For example, one day Sinatra issued a “request” to Palamaro and Kelem to “Get Bullet Head [AKA Don Rickles] and bring him to me on stage tonight.” The boys started scrambling and called Rickles who was flattered, but explained that he was performing on stage at another casino. Kelem told Rickles that the Old Man will kill him if he doesn’t fetch him. The comic eventually relented, deciding to cut his act a little shorter so he could be police-escorted across town to see Sinatra and to quote Rickles, “…so that two Jews don’t end up dead tonight.”
Sinatra, onstage and in the middle of “LA is My Lady,” caught a glimpse of Rickles backstage, stopped singing, and yelled, “Push that son of a bitch out here.” His boys did! They thrilled the audience and kibitzed on stage, finished the show, and then pulled an all-nighter in Elaine’s Lounge (Golden Nugget) “ball breaking” with pals like Red Buttons, Morty Storm, and more “boys” until their 7:00 am breakfast.
Today, Palamaro and Kelem remain good friends and appreciate the Sinatra bond that they share.
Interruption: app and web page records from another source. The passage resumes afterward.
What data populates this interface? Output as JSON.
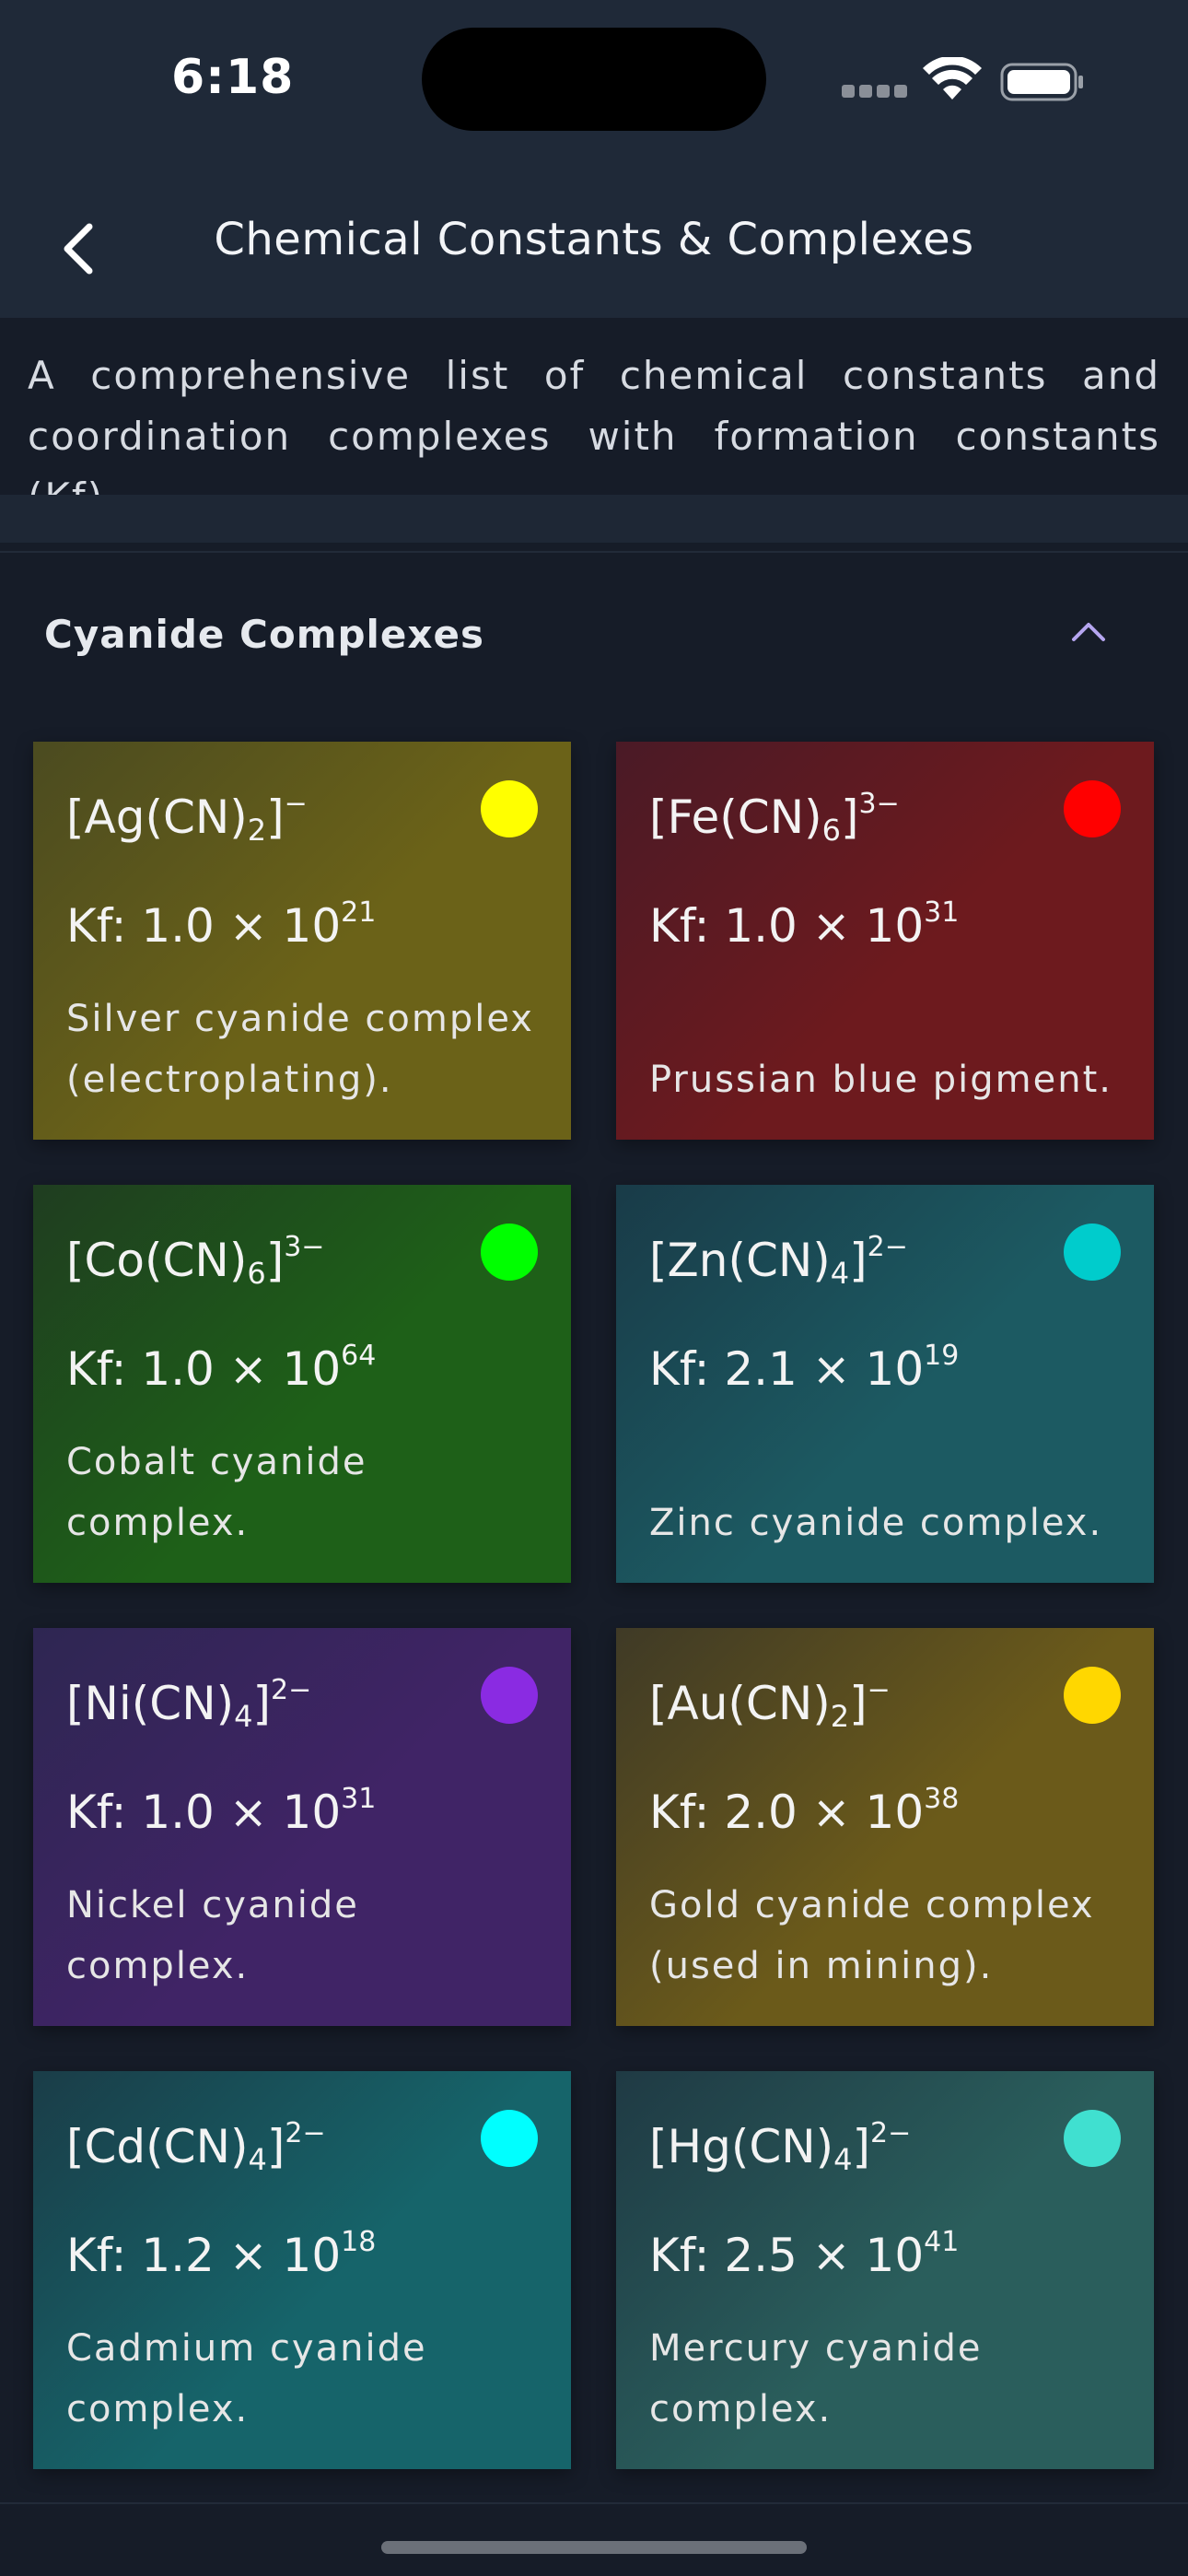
{
  "status": {
    "time": "6:18"
  },
  "header": {
    "title": "Chemical Constants & Complexes"
  },
  "description": "A comprehensive list of chemical constants and coordination complexes with formation constants (Kf).",
  "section": {
    "title": "Cyanide Complexes",
    "expanded": true
  },
  "cards": [
    {
      "metal": "Ag",
      "ligand_count": "2",
      "charge": "−",
      "kf_mantissa": "Kf: 1.0 × 10",
      "kf_exp": "21",
      "note": "Silver cyanide complex (electroplating).",
      "dot_color": "#ffff00",
      "bg": [
        "#4b4b20",
        "#6b6218"
      ]
    },
    {
      "metal": "Fe",
      "ligand_count": "6",
      "charge": "3−",
      "kf_mantissa": "Kf: 1.0 × 10",
      "kf_exp": "31",
      "note": "Prussian blue pigment.",
      "dot_color": "#ff0000",
      "bg": [
        "#4a1a26",
        "#6d1a1e"
      ]
    },
    {
      "metal": "Co",
      "ligand_count": "6",
      "charge": "3−",
      "kf_mantissa": "Kf: 1.0 × 10",
      "kf_exp": "64",
      "note": "Cobalt cyanide complex.",
      "dot_color": "#00ff00",
      "bg": [
        "#1f3d20",
        "#1e6018"
      ]
    },
    {
      "metal": "Zn",
      "ligand_count": "4",
      "charge": "2−",
      "kf_mantissa": "Kf: 2.1 × 10",
      "kf_exp": "19",
      "note": "Zinc cyanide complex.",
      "dot_color": "#00cccc",
      "bg": [
        "#193b48",
        "#1c5a62"
      ]
    },
    {
      "metal": "Ni",
      "ligand_count": "4",
      "charge": "2−",
      "kf_mantissa": "Kf: 1.0 × 10",
      "kf_exp": "31",
      "note": "Nickel cyanide complex.",
      "dot_color": "#8a2be2",
      "bg": [
        "#2e2652",
        "#402466"
      ]
    },
    {
      "metal": "Au",
      "ligand_count": "2",
      "charge": "−",
      "kf_mantissa": "Kf: 2.0 × 10",
      "kf_exp": "38",
      "note": "Gold cyanide complex (used in mining).",
      "dot_color": "#ffd700",
      "bg": [
        "#3f3a26",
        "#6b5a1a"
      ]
    },
    {
      "metal": "Cd",
      "ligand_count": "4",
      "charge": "2−",
      "kf_mantissa": "Kf: 1.2 × 10",
      "kf_exp": "18",
      "note": "Cadmium cyanide complex.",
      "dot_color": "#00ffff",
      "bg": [
        "#1a3d48",
        "#16646a"
      ]
    },
    {
      "metal": "Hg",
      "ligand_count": "4",
      "charge": "2−",
      "kf_mantissa": "Kf: 2.5 × 10",
      "kf_exp": "41",
      "note": "Mercury cyanide complex.",
      "dot_color": "#40e0d0",
      "bg": [
        "#1f3a44",
        "#2a5e5c"
      ]
    }
  ]
}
Palamaro brings an attaché case full of photos of themselves with Lou Rawls, Rat Pack members, and Sinatra. They sit and reminisce, photo by photo, and laugh about their 1970s sideburns and full heads of hair.
Palamaro, still dapper and handsome, looks back at his time with the legend and realizes now more than ever how lucky he was to be part of that world. Kelem, who never lost that dash of mischief in his eyes, looks at the now yellowing photos noting that sadly he and Palamaro are in many cases the only ones still living.
They banter back and forth as to what year the photo was taken or in which casino, but the memories and experiences are priceless—funny ones like when they put a bushel of crab shells in the room of one of the other “boys” working for Sinatra and turned up the heat. Palamaro and Kelem laugh heartily – even 38 years later.
Then they recall the night Sinatra “lost” the keys to his room—twice—so he could interrupt Kelem and a lady friend. She apparently was mortified when the legend, in slippers and a bathrobe, barged into Kelem’s room, waved, and taunted, “Yoo-hoo, how are ya darling!” And, sad memories like the last time they saw the ailing Sinatra’s ice-blue eyes light up when he said, “My boys are here…”
There are so many Sinatra stories, but don’t look for the book. Palamaro and Kelem will share a story or two if they like you; maybe three if they really trust you. But most of the memories will stay with them—and only with them.
Kelem leans back on the couch, smiles, and sums it up, “We had a front row seat—no regrets.”